It was supposed to have been a happy reunion in Singapore for Wee Mei Yi and her family on the morning of December 28, 2014. But her British husband, Choi Chi-man, and their two-year-old daughter, Zoe, never arrived on their scheduled AirAsia flight QZ8501.

Mei Yi, who was the former deputy director of philanthropy and marketing at the Asian Civilisations Museum, knew something was amiss the moment she didn’t hear from him. “I hadn’t received a text from Chi-man, so even before news broke of the plane, I sort of guessed that something had gone horribly wrong, because in all the years that Chi-man and I had been together, we would always communicate and he never once left me wondering where he was or what he was up to,” explains the 46-year-old.

Hours later, her worst fears were confirmed: Her husband and daughter were gone. They were among the 162 passengers and crew on board the plane en route from Surabaya, Indonesia, to Singapore when it crashed into the Java Sea.

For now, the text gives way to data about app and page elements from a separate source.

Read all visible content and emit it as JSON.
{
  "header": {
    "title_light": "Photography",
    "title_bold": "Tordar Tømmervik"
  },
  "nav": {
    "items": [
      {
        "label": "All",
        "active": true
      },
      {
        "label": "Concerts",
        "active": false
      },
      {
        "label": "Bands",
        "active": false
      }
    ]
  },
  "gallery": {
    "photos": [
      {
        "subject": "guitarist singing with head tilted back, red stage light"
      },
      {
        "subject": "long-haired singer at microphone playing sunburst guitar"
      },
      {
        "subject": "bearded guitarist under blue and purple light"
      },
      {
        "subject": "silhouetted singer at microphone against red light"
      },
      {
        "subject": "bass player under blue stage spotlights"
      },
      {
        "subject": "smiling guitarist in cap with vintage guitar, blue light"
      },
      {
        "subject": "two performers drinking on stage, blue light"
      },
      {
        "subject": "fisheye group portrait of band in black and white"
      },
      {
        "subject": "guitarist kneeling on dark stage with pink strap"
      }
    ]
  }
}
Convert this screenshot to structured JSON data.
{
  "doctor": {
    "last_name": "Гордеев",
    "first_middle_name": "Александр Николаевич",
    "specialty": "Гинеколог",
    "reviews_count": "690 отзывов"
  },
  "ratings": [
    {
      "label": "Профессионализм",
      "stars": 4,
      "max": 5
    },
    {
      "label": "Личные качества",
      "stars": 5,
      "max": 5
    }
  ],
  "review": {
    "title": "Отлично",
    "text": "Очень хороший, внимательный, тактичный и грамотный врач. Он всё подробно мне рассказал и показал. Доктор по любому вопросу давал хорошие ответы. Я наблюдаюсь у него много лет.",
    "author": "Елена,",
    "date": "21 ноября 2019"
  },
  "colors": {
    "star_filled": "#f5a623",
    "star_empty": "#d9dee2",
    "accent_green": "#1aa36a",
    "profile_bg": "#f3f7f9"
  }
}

“Chi-man and Zoe were seated in the front row of the Airbus A320-200. I thought the chances of retrieving their bodies would be highly likely because their seats, 1A and 1C, would be sheltered from the currents in the water. But then I heard that the cockpit had separated from the main fuselage, and my heart sank to the bottom of my stomach,” Mei Yi recalls.

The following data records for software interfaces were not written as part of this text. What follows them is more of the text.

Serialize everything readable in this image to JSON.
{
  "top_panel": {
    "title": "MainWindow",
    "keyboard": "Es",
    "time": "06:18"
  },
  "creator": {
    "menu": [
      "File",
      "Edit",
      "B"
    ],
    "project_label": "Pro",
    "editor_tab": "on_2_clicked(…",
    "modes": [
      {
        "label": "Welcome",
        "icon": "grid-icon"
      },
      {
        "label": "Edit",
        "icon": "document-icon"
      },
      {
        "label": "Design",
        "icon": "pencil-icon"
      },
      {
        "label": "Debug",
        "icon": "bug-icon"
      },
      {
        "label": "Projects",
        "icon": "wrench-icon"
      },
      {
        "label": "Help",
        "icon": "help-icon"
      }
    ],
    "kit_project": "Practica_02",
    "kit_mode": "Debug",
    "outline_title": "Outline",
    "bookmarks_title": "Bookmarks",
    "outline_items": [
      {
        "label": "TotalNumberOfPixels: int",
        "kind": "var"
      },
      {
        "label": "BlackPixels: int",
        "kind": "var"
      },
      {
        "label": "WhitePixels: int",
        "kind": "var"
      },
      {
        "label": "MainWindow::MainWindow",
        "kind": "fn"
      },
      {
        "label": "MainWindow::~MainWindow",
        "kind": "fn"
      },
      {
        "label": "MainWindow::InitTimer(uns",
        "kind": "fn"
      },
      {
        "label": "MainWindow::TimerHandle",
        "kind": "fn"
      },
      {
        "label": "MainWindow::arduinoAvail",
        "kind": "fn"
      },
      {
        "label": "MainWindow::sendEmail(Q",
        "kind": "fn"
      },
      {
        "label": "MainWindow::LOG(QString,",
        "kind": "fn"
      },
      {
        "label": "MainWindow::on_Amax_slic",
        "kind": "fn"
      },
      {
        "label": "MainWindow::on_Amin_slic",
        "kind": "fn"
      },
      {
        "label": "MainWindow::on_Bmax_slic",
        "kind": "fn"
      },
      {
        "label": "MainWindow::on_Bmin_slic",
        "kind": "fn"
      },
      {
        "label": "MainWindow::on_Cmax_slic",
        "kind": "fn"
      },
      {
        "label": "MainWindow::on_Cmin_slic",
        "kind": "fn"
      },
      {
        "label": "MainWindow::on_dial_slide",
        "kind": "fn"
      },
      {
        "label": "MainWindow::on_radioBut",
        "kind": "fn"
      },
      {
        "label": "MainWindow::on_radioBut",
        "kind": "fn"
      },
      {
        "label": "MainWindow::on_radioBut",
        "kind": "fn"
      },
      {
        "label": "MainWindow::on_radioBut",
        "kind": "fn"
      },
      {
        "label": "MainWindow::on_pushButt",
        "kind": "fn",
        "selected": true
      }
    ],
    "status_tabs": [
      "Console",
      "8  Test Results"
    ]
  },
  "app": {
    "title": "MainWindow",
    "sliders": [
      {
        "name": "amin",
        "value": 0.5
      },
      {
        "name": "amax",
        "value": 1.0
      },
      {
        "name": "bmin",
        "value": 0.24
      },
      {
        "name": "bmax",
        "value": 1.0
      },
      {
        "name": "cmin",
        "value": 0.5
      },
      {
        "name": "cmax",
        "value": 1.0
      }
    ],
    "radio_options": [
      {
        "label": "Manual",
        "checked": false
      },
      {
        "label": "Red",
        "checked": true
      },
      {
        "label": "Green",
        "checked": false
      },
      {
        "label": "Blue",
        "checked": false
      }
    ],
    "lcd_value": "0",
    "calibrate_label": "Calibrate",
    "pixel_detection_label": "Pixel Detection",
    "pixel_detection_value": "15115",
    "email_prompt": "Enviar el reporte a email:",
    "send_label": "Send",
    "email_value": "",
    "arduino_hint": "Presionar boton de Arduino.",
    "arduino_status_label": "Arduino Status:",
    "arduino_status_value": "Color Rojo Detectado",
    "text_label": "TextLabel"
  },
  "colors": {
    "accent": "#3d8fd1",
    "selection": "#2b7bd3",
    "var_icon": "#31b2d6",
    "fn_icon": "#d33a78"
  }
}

While Chi-man’s body was recovered after the accident, Zoe’s body was never found.


Three years later, Mei Yi still feels the pangs of grief caused by the sudden loss, but she is slowly picking up the pieces for the sake of her surviving son, Luca, now aged nine.

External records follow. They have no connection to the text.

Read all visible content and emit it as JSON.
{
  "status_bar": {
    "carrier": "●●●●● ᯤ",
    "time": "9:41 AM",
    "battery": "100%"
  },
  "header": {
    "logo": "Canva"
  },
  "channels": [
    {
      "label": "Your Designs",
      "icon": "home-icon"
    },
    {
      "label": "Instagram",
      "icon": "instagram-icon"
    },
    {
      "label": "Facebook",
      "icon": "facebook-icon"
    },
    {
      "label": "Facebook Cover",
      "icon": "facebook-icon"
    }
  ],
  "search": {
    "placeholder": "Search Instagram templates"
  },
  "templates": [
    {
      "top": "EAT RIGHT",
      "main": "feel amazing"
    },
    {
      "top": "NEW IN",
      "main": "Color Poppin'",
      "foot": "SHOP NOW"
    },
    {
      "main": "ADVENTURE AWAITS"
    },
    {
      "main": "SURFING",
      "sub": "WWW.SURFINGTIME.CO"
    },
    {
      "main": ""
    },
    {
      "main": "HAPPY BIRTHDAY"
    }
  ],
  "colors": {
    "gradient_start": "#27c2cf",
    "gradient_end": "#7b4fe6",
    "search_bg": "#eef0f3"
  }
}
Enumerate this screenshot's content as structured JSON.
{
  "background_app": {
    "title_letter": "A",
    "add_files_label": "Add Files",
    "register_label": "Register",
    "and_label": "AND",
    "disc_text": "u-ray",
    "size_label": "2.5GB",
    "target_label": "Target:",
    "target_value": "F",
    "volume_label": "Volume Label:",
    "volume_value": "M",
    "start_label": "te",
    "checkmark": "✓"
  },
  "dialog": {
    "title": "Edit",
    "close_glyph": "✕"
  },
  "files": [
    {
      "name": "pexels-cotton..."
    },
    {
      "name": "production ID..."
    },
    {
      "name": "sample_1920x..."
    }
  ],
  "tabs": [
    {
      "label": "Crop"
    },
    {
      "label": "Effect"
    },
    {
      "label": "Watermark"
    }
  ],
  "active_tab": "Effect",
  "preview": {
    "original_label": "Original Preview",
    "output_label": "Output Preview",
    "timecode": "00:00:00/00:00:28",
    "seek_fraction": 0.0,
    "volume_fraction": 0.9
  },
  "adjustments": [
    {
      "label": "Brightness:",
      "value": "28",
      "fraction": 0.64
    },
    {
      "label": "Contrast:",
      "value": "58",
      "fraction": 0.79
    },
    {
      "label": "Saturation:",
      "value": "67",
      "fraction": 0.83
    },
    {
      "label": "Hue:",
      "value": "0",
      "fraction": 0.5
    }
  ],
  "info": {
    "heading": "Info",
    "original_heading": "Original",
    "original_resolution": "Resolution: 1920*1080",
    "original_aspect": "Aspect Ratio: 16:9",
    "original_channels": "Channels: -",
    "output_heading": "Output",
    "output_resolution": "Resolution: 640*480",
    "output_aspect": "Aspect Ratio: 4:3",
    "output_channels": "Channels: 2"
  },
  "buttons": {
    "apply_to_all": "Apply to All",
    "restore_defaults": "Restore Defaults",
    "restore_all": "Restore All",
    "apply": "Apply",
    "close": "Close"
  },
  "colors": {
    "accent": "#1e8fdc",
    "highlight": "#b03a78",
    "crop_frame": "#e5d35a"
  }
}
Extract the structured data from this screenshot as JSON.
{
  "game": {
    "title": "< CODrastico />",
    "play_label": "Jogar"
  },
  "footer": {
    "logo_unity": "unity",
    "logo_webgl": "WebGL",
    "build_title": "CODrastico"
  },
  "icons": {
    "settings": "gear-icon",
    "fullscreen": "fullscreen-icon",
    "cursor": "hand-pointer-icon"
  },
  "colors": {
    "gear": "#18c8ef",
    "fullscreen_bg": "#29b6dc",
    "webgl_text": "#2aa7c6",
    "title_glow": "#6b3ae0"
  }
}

“From the day of the crash, I was determined to make a life for Luca and myself. I’ve been dealt with lemons but I’m determined to make mojitos out of these lemons by setting a vision for what’s ahead and working very, very hard to achieve that positivity,” she shares adamantly.

“There were days when I was just crying in bed. Time has helped, as has my psychiatrist, whom I started seeing about three weeks after the accident. Now the pain comes and goes but I’ve learnt to deal with these grieving episodes, each time a little better, each time a little faster,” she says, adding that Luca, too, sees a counsellor.


Despite the progress the family has made, there are hurdles that have impeded their recovery process.

“No amount of compensation will bring Chi-man and Zoe back: It really just is about getting on and moving on with our lives,” Mei Yi shares.

Legal proceedings are ongoing between Mei Yi and AirAsia on the matter of compensation.

While the dark cloud hanging over them persists, Mei Yi is optimistic about the future. “If he were here and he could speak, he would probably be congratulating me. In all our years of marriage, we often spoke about who was going to be the first to die, but in a joking manner,” she reveals.

“I would say ‘Of course, I’m going to die first. I’m not going to go after you and have to clean up the mess’, and he would say ‘No, no Mei, I am going to go first and I’ll tell you why, because you will just pick up the pieces and move on, I would have no idea what to do’. I know, as a matter of fact, that Chi-man would have been incredibly proud of Luca and I, and how far we’ve come.”